WORKING DATA:
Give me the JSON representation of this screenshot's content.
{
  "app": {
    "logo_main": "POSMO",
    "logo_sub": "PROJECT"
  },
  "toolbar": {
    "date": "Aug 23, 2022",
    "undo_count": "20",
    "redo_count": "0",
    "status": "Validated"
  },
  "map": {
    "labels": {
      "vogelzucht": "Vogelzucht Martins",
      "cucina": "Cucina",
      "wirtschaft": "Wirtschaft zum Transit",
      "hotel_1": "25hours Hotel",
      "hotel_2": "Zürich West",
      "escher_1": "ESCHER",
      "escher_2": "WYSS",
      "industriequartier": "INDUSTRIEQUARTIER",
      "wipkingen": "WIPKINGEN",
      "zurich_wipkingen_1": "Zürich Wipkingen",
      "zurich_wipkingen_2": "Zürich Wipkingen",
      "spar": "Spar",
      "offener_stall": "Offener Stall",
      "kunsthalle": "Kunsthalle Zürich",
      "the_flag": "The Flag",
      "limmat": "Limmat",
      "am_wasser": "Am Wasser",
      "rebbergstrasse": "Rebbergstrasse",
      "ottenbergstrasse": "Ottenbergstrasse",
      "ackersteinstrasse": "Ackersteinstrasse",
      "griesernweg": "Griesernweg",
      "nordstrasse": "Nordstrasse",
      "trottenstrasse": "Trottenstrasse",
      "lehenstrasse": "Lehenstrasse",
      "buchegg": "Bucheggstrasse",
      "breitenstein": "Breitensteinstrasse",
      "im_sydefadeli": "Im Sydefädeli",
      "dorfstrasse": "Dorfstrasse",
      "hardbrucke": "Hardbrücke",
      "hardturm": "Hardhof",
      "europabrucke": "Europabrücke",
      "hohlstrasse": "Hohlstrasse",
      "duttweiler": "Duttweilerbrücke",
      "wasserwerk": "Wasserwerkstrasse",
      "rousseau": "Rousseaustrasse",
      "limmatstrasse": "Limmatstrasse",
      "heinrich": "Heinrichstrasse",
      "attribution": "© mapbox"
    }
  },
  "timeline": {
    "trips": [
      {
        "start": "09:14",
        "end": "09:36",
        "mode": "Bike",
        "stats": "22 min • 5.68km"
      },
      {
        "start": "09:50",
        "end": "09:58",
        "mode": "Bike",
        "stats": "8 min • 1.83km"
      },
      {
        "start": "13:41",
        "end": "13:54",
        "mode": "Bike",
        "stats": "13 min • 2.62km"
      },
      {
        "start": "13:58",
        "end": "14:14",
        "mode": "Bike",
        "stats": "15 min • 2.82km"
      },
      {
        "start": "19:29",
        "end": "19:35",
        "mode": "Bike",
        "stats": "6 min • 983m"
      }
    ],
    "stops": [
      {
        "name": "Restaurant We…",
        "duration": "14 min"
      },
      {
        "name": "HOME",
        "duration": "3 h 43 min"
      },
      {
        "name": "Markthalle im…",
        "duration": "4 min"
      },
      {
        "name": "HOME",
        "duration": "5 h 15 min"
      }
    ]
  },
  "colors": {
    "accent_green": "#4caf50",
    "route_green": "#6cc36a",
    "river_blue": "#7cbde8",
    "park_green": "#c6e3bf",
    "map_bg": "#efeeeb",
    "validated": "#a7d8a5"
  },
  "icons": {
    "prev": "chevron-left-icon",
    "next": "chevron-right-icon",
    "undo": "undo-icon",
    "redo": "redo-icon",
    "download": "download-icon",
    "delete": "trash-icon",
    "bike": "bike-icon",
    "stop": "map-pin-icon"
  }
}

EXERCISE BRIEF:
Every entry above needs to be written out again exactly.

WORKED SOLUTION:
Give me the JSON representation of this screenshot's content.
{
  "app": {
    "logo_main": "POSMO",
    "logo_sub": "PROJECT"
  },
  "toolbar": {
    "date": "Aug 23, 2022",
    "undo_count": "20",
    "redo_count": "0",
    "status": "Validated"
  },
  "map": {
    "labels": {
      "vogelzucht": "Vogelzucht Martins",
      "cucina": "Cucina",
      "wirtschaft": "Wirtschaft zum Transit",
      "hotel_1": "25hours Hotel",
      "hotel_2": "Zürich West",
      "escher_1": "ESCHER",
      "escher_2": "WYSS",
      "industriequartier": "INDUSTRIEQUARTIER",
      "wipkingen": "WIPKINGEN",
      "zurich_wipkingen_1": "Zürich Wipkingen",
      "zurich_wipkingen_2": "Zürich Wipkingen",
      "spar": "Spar",
      "offener_stall": "Offener Stall",
      "kunsthalle": "Kunsthalle Zürich",
      "the_flag": "The Flag",
      "limmat": "Limmat",
      "am_wasser": "Am Wasser",
      "rebbergstrasse": "Rebbergstrasse",
      "ottenbergstrasse": "Ottenbergstrasse",
      "ackersteinstrasse": "Ackersteinstrasse",
      "griesernweg": "Griesernweg",
      "nordstrasse": "Nordstrasse",
      "trottenstrasse": "Trottenstrasse",
      "lehenstrasse": "Lehenstrasse",
      "buchegg": "Bucheggstrasse",
      "breitenstein": "Breitensteinstrasse",
      "im_sydefadeli": "Im Sydefädeli",
      "dorfstrasse": "Dorfstrasse",
      "hardbrucke": "Hardbrücke",
      "hardturm": "Hardhof",
      "europabrucke": "Europabrücke",
      "hohlstrasse": "Hohlstrasse",
      "duttweiler": "Duttweilerbrücke",
      "wasserwerk": "Wasserwerkstrasse",
      "rousseau": "Rousseaustrasse",
      "limmatstrasse": "Limmatstrasse",
      "heinrich": "Heinrichstrasse",
      "attribution": "© mapbox"
    }
  },
  "timeline": {
    "trips": [
      {
        "start": "09:14",
        "end": "09:36",
        "mode": "Bike",
        "stats": "22 min • 5.68km"
      },
      {
        "start": "09:50",
        "end": "09:58",
        "mode": "Bike",
        "stats": "8 min • 1.83km"
      },
      {
        "start": "13:41",
        "end": "13:54",
        "mode": "Bike",
        "stats": "13 min • 2.62km"
      },
      {
        "start": "13:58",
        "end": "14:14",
        "mode": "Bike",
        "stats": "15 min • 2.82km"
      },
      {
        "start": "19:29",
        "end": "19:35",
        "mode": "Bike",
        "stats": "6 min • 983m"
      }
    ],
    "stops": [
      {
        "name": "Restaurant We…",
        "duration": "14 min"
      },
      {
        "name": "HOME",
        "duration": "3 h 43 min"
      },
      {
        "name": "Markthalle im…",
        "duration": "4 min"
      },
      {
        "name": "HOME",
        "duration": "5 h 15 min"
      }
    ]
  },
  "colors": {
    "accent_green": "#4caf50",
    "route_green": "#6cc36a",
    "river_blue": "#7cbde8",
    "park_green": "#c6e3bf",
    "map_bg": "#efeeeb",
    "validated": "#a7d8a5"
  },
  "icons": {
    "prev": "chevron-left-icon",
    "next": "chevron-right-icon",
    "undo": "undo-icon",
    "redo": "redo-icon",
    "download": "download-icon",
    "delete": "trash-icon",
    "bike": "bike-icon",
    "stop": "map-pin-icon"
  }
}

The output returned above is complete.